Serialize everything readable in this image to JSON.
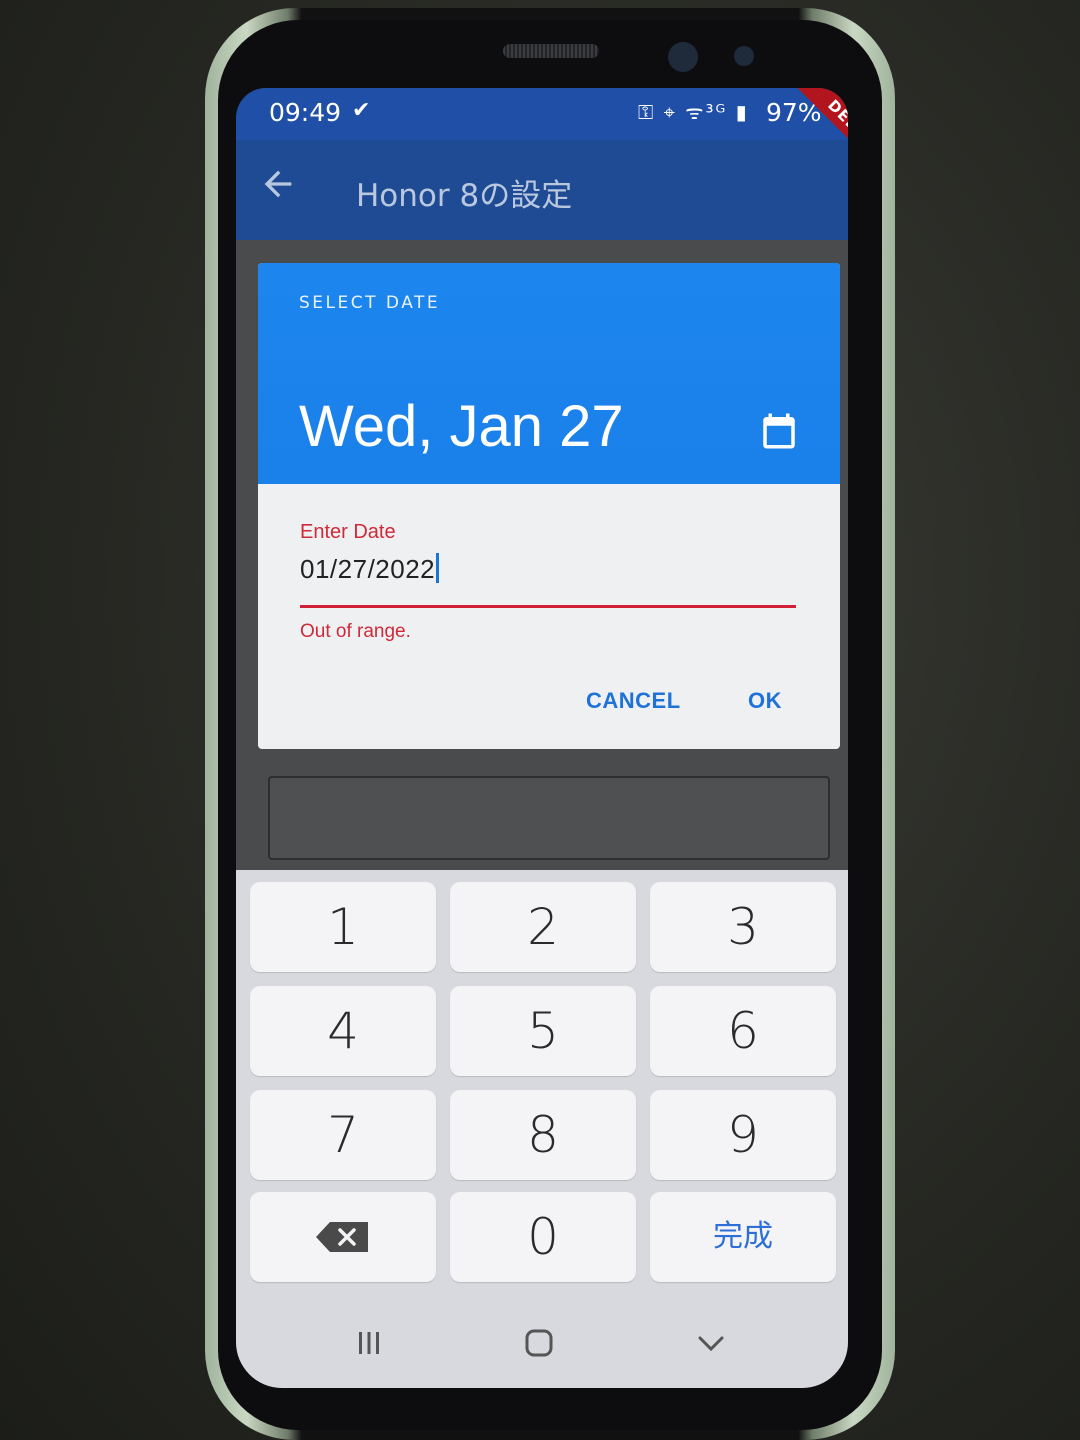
{
  "status_bar": {
    "time": "09:49",
    "check_glyph": "✔",
    "system_icons": "⚿ ⌖ ᯤ³ᴳ ▮",
    "battery": "97%",
    "debug_banner": "DEBUG"
  },
  "app_bar": {
    "title": "Honor 8の設定"
  },
  "date_picker": {
    "help_text": "SELECT DATE",
    "headline": "Wed, Jan 27",
    "field": {
      "label": "Enter Date",
      "value": "01/27/2022",
      "error": "Out of range."
    },
    "cancel_label": "CANCEL",
    "ok_label": "OK"
  },
  "keyboard": {
    "keys": [
      "1",
      "2",
      "3",
      "4",
      "5",
      "6",
      "7",
      "8",
      "9",
      "0"
    ],
    "done_label": "完成"
  },
  "colors": {
    "header_blue": "#1d86ee",
    "error_red": "#d11f36",
    "accent_blue": "#1f73d8",
    "app_bar": "#1e4b94"
  },
  "icons": {
    "back": "arrow-left-icon",
    "calendar": "calendar-icon",
    "backspace": "backspace-icon",
    "nav_recents": "recents-icon",
    "nav_home": "home-icon",
    "nav_back": "chevron-down-icon"
  }
}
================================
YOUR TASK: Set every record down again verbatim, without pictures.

EXPECTED OUTPUT:
Serialize everything readable in this image to JSON.
{
  "status_bar": {
    "time": "09:49",
    "check_glyph": "✔",
    "system_icons": "⚿ ⌖ ᯤ³ᴳ ▮",
    "battery": "97%",
    "debug_banner": "DEBUG"
  },
  "app_bar": {
    "title": "Honor 8の設定"
  },
  "date_picker": {
    "help_text": "SELECT DATE",
    "headline": "Wed, Jan 27",
    "field": {
      "label": "Enter Date",
      "value": "01/27/2022",
      "error": "Out of range."
    },
    "cancel_label": "CANCEL",
    "ok_label": "OK"
  },
  "keyboard": {
    "keys": [
      "1",
      "2",
      "3",
      "4",
      "5",
      "6",
      "7",
      "8",
      "9",
      "0"
    ],
    "done_label": "完成"
  },
  "colors": {
    "header_blue": "#1d86ee",
    "error_red": "#d11f36",
    "accent_blue": "#1f73d8",
    "app_bar": "#1e4b94"
  },
  "icons": {
    "back": "arrow-left-icon",
    "calendar": "calendar-icon",
    "backspace": "backspace-icon",
    "nav_recents": "recents-icon",
    "nav_home": "home-icon",
    "nav_back": "chevron-down-icon"
  }
}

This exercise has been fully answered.